**PROBLEM:**
Taking the records below, count the lines in which "text" appears and supply only the count.

+---+

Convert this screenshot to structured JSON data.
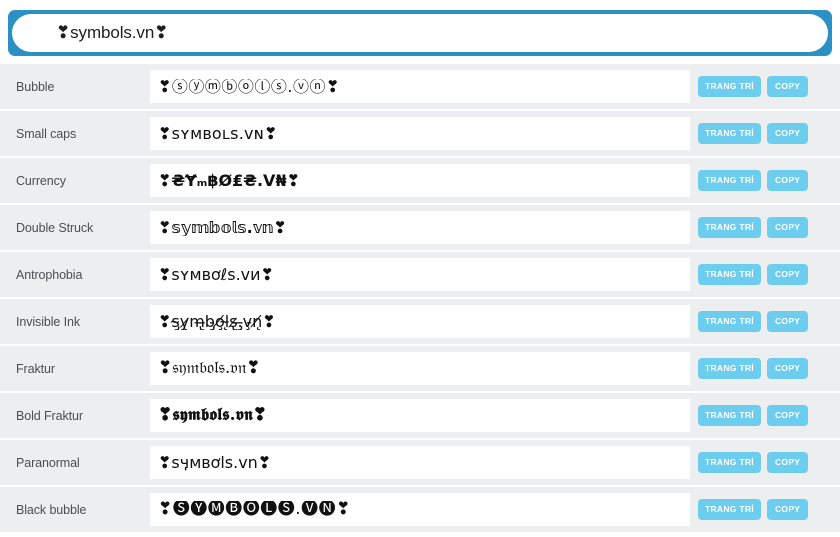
{
  "search": {
    "value": "❣symbols.vn❣",
    "placeholder": "symbols.vn",
    "accent_color": "#2b90c4"
  },
  "buttons": {
    "decorate_label": "TRANG TRÍ",
    "copy_label": "COPY",
    "color": "#6ccdee"
  },
  "rows": [
    {
      "label": "Bubble",
      "text": "❣ⓢⓨⓜⓑⓞⓛⓢ.ⓥⓝ❣",
      "style": "st-bubble"
    },
    {
      "label": "Small caps",
      "text": "❣ꜱʏᴍʙᴏʟꜱ.ᴠɴ❣",
      "style": "st-smallcaps"
    },
    {
      "label": "Currency",
      "text": "❣₴Ɏₘ฿Ø₤₴.V₦❣",
      "style": "st-currency"
    },
    {
      "label": "Double Struck",
      "text": "❣𝕤𝕪𝕞𝕓𝕠𝕝𝕤.𝕧𝕟❣",
      "style": "st-dstruck"
    },
    {
      "label": "Antrophobia",
      "text": "❣ꜱʏᴍʙơℓꜱ.vи❣",
      "style": "st-antro"
    },
    {
      "label": "Invisible Ink",
      "text": "❣s̴̡y̷̨m̶̢b̵̡o̸̧l̴̨s̷̢.̶̡v̵̧n̸̨❣",
      "style": "st-invisible"
    },
    {
      "label": "Fraktur",
      "text": "❣𝔰𝔶𝔪𝔟𝔬𝔩𝔰.𝔳𝔫❣",
      "style": "st-fraktur"
    },
    {
      "label": "Bold Fraktur",
      "text": "❣𝖘𝖞𝖒𝖇𝖔𝖑𝖘.𝖛𝖓❣",
      "style": "st-boldfraktur"
    },
    {
      "label": "Paranormal",
      "text": "❣ꜱӌᴍʙơls.vn❣",
      "style": "st-paranormal"
    },
    {
      "label": "Black bubble",
      "text": "❣🅢🅨🅜🅑🅞🅛🅢.🅥🅝❣",
      "style": "st-blackbub"
    }
  ]
}
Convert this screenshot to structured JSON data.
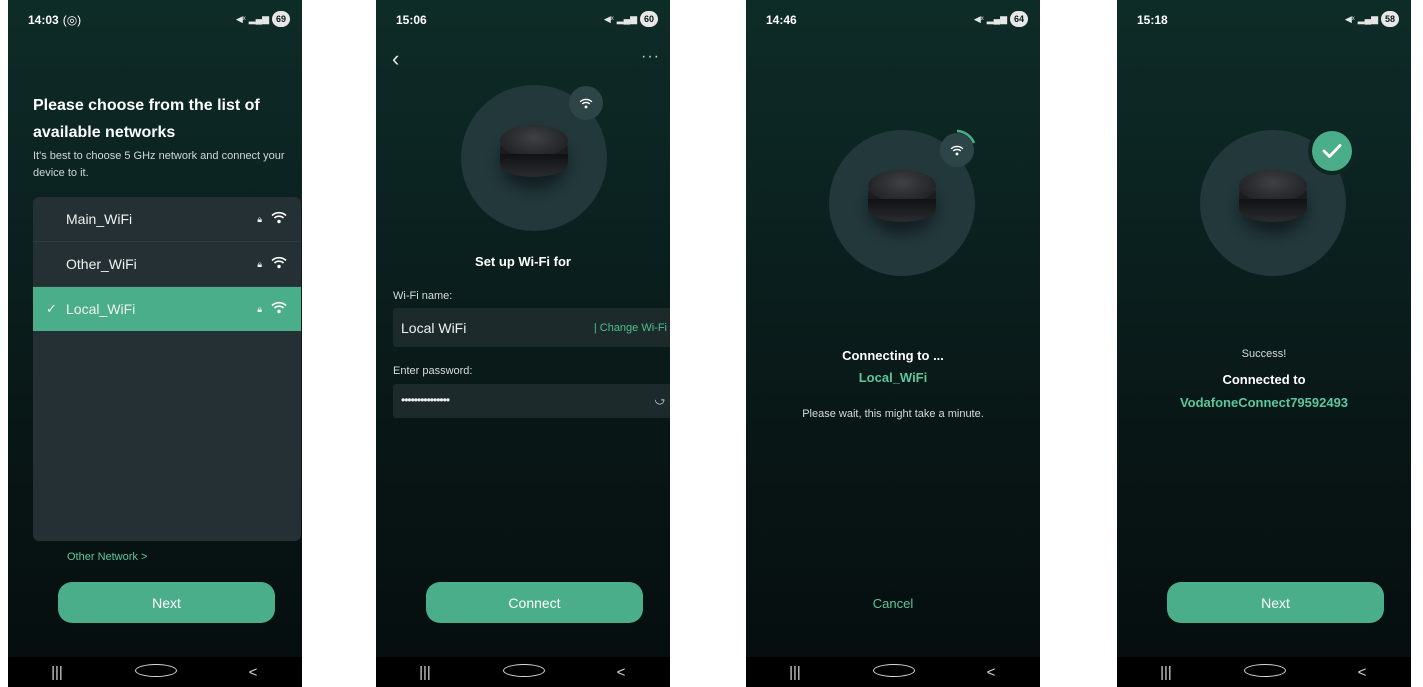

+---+

**RESULT:**
10